[from The Christmas House: memoirs by Alexis Berry]
Her legs draped down the steps beneath her as she sat sideways in the steep stairwell. I stood at the bottom, watching her cry and mumble about the lesson I could learn from this paper.
What paper, mom?
“This is me, Alexis!”
She smoothed her hand over the ugly cream paper, the air pockets slid to the side of her palm as it swept across a gaudy floral design. Her hand stopped where a line of blue flower trails had abandoned the wall, revealing the wallpaper that it was meant to cover.
I still did not understand.
“Alexis, look at this—this original pattern. This beautiful farmhouse. Look at this paper!”
I reluctantly lifted my barefoot up to the blue carpet, which covered the hardwood staircase, and climbed the first two steps.
The Christmas House never ceased to astound me; even the eyes of her walls were enchanting. I pushed my mother’s scene away from the moment that the house and I wanted to share. The pattern was a rich, absorbent gold spaced evenly on an upright stage frosted in a more delicate gold. Oh, the stories this staircase must hold. The wallpaper carelessly strewn over it must shame those stories. Two fingers from my right hand touched the antique paper, wondering at the beauty. Why would anyone cover this wallpaper?
“Why would anyone cover this wallpaper?” she cried, pulling me back into her scene.
She sobbed as she wondered what flaw the paper was guilty of. Her cries grew louder as the wall’s flaw became hers. She wailed as the House’s flaws embodied all of her flaws (those flaws that were never her fault).
“What bastards would oppress such beauty?!”
Such reality, she wondered. But this wallpaper is exquisite and real—a part of the house.
The hideous blue floral lines spread across the cream nightmare was nearly murderous. And those lines were oppressing her.
The poor thing, my mother ruined in this stairwell, while the Christmas House silently watched. She was oppressed too.
The poor, wretched thing.
I watched, no more than ten years old, losing all of my wonder at the gold, now seeing her face in each pattern, completely oppressed. The familiar cry of her imprisoned self, every time I dared to look up at it.
Then. She had to free the House’s real beauty. It was up to her to redeem those walls. She wanted to free herself. No one else would do it for her she reasoned.

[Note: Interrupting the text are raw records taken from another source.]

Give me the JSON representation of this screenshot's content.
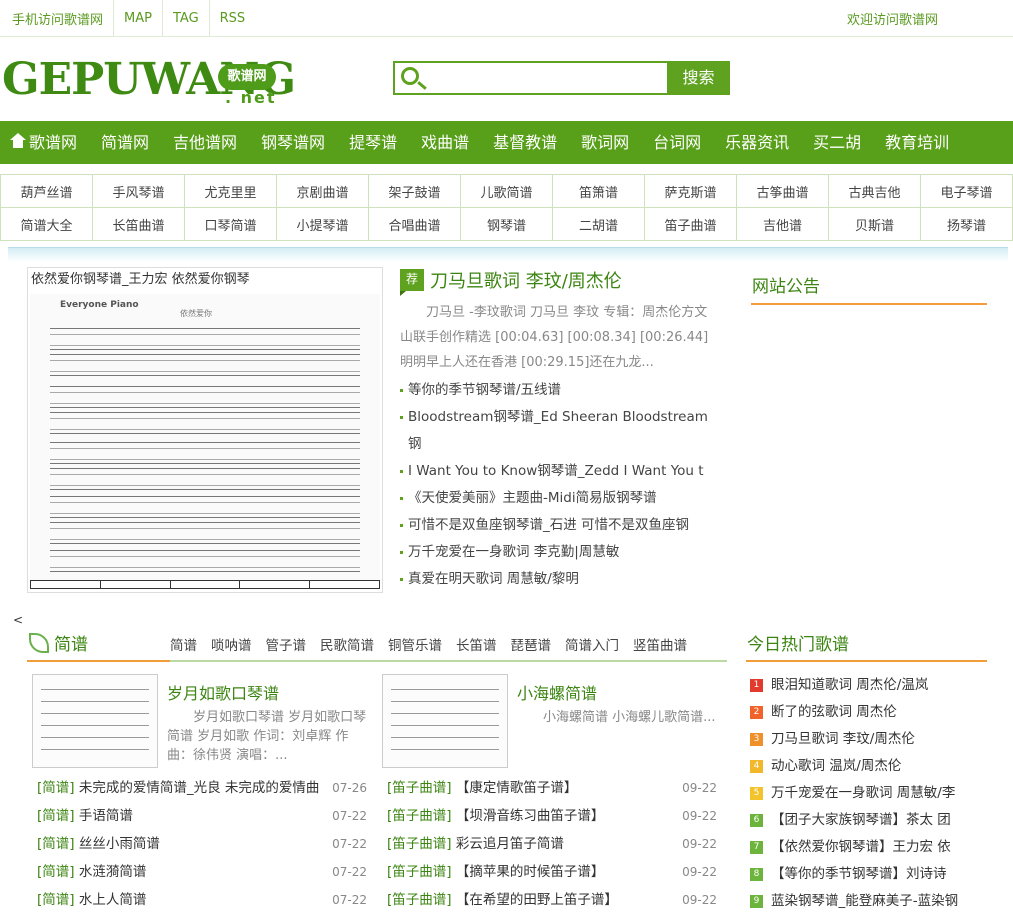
{
  "topbar": {
    "links": [
      "手机访问歌谱网",
      "MAP",
      "TAG",
      "RSS"
    ],
    "welcome": "欢迎访问歌谱网"
  },
  "logo": {
    "letters": "GEPUWANG",
    "badge": "歌谱网",
    "suffix": ". net"
  },
  "search": {
    "placeholder": "",
    "button": "搜索"
  },
  "nav": [
    "歌谱网",
    "简谱网",
    "吉他谱网",
    "钢琴谱网",
    "提琴谱",
    "戏曲谱",
    "基督教谱",
    "歌词网",
    "台词网",
    "乐器资讯",
    "买二胡",
    "教育培训"
  ],
  "subnav": [
    [
      "葫芦丝谱",
      "手风琴谱",
      "尤克里里",
      "京剧曲谱",
      "架子鼓谱",
      "儿歌简谱",
      "笛箫谱",
      "萨克斯谱",
      "古筝曲谱",
      "古典吉他",
      "电子琴谱"
    ],
    [
      "简谱大全",
      "长笛曲谱",
      "口琴简谱",
      "小提琴谱",
      "合唱曲谱",
      "钢琴谱",
      "二胡谱",
      "笛子曲谱",
      "吉他谱",
      "贝斯谱",
      "扬琴谱"
    ]
  ],
  "featured": {
    "caption": "依然爱你钢琴谱_王力宏 依然爱你钢琴",
    "sheet_title": "Everyone Piano",
    "sheet_sub": "依然爱你"
  },
  "lead": {
    "badge": "荐",
    "title": "刀马旦歌词 李玟/周杰伦",
    "desc": "刀马旦 -李玟歌词 刀马旦 李玟 专辑：周杰伦方文山联手创作精选 [00:04.63] [00:08.34] [00:26.44] 明明早上人还在香港 [00:29.15]还在九龙...",
    "items": [
      "等你的季节钢琴谱/五线谱",
      "Bloodstream钢琴谱_Ed Sheeran Bloodstream钢",
      "I Want You to Know钢琴谱_Zedd I Want You t",
      "《天使爱美丽》主题曲-Midi简易版钢琴谱",
      "可惜不是双鱼座钢琴谱_石进 可惜不是双鱼座钢",
      "万千宠爱在一身歌词 李克勤|周慧敏",
      "真爱在明天歌词 周慧敏/黎明"
    ]
  },
  "notice": {
    "title": "网站公告"
  },
  "stray": "<",
  "jianpu": {
    "title": "简谱",
    "tabs": [
      "简谱",
      "唢呐谱",
      "管子谱",
      "民歌简谱",
      "铜管乐谱",
      "长笛谱",
      "琵琶谱",
      "简谱入门",
      "竖笛曲谱"
    ],
    "cards": [
      {
        "title": "岁月如歌口琴谱",
        "desc": "岁月如歌口琴谱 岁月如歌口琴简谱 岁月如歌 作词：刘卓辉 作曲：徐伟贤 演唱：..."
      },
      {
        "title": "小海螺简谱",
        "desc": "小海螺简谱 小海螺儿歌简谱..."
      }
    ],
    "left_list": [
      {
        "cat": "[简谱]",
        "text": "未完成的爱情简谱_光良 未完成的爱情曲",
        "date": "07-26"
      },
      {
        "cat": "[简谱]",
        "text": "手语简谱",
        "date": "07-22"
      },
      {
        "cat": "[简谱]",
        "text": "丝丝小雨简谱",
        "date": "07-22"
      },
      {
        "cat": "[简谱]",
        "text": "水涟漪简谱",
        "date": "07-22"
      },
      {
        "cat": "[简谱]",
        "text": "水上人简谱",
        "date": "07-22"
      }
    ],
    "right_list": [
      {
        "cat": "[笛子曲谱]",
        "text": "【康定情歌笛子谱】",
        "date": "09-22"
      },
      {
        "cat": "[笛子曲谱]",
        "text": "【坝滑音练习曲笛子谱】",
        "date": "09-22"
      },
      {
        "cat": "[笛子曲谱]",
        "text": "彩云追月笛子简谱",
        "date": "09-22"
      },
      {
        "cat": "[笛子曲谱]",
        "text": "【摘苹果的时候笛子谱】",
        "date": "09-22"
      },
      {
        "cat": "[笛子曲谱]",
        "text": "【在希望的田野上笛子谱】",
        "date": "09-22"
      }
    ]
  },
  "hot": {
    "title": "今日热门歌谱",
    "items": [
      {
        "n": "1",
        "text": "眼泪知道歌词 周杰伦/温岚",
        "color": "#e23b2e"
      },
      {
        "n": "2",
        "text": "断了的弦歌词 周杰伦",
        "color": "#f0632b"
      },
      {
        "n": "3",
        "text": "刀马旦歌词 李玟/周杰伦",
        "color": "#f0902b"
      },
      {
        "n": "4",
        "text": "动心歌词 温岚/周杰伦",
        "color": "#f2b72a"
      },
      {
        "n": "5",
        "text": "万千宠爱在一身歌词 周慧敏/李",
        "color": "#f2c32a"
      },
      {
        "n": "6",
        "text": "【团子大家族钢琴谱】茶太 团",
        "color": "#6cb43b"
      },
      {
        "n": "7",
        "text": "【依然爱你钢琴谱】王力宏 依",
        "color": "#6cb43b"
      },
      {
        "n": "8",
        "text": "【等你的季节钢琴谱】刘诗诗",
        "color": "#6cb43b"
      },
      {
        "n": "9",
        "text": "蓝染钢琴谱_能登麻美子-蓝染钢",
        "color": "#6cb43b"
      }
    ]
  }
}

Her nails ripped desperately into the blue floral enemy lines and returned an unsatisfying patch that left adhesive residue on her gold frosted wall face.
“Help me tear this off!!!”

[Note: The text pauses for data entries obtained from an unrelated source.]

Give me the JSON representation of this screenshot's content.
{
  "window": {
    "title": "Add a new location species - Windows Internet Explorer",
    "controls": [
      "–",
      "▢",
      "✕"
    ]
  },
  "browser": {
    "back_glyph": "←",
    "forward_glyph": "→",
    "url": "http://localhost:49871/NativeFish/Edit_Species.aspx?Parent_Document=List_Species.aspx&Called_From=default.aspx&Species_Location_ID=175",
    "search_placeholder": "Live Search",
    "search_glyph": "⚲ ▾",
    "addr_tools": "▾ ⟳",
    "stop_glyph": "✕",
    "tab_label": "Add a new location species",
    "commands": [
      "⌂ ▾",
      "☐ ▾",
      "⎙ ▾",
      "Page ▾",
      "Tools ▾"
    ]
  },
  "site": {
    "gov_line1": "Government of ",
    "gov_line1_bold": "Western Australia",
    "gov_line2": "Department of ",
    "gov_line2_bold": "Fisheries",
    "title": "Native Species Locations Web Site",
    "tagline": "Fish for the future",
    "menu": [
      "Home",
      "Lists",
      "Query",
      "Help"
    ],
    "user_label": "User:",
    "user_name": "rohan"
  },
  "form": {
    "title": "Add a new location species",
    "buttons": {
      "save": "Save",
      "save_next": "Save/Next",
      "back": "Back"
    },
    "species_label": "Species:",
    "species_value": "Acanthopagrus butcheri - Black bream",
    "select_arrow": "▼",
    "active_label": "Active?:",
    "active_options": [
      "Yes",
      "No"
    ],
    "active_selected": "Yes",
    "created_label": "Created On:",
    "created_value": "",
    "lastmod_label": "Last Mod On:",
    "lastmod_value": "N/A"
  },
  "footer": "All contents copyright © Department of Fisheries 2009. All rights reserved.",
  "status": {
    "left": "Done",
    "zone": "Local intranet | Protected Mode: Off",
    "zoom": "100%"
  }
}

She frantically scratched for another strip of cream paper, trying to will me with her tears. But I stood frozen in the stairwell, watching her cry, hoping she would not drag me into this wallpaper liberation.
Whether I joined the rebellion or cowarded back down the stairs, I simply cannot remember. But I do remember wanting that pattern too. That pretty frosted antique character in the mysterious Christmas House. That House that blushed and curtsied in the spotlight that only a crazy woman and her confused daughter would shine upon her.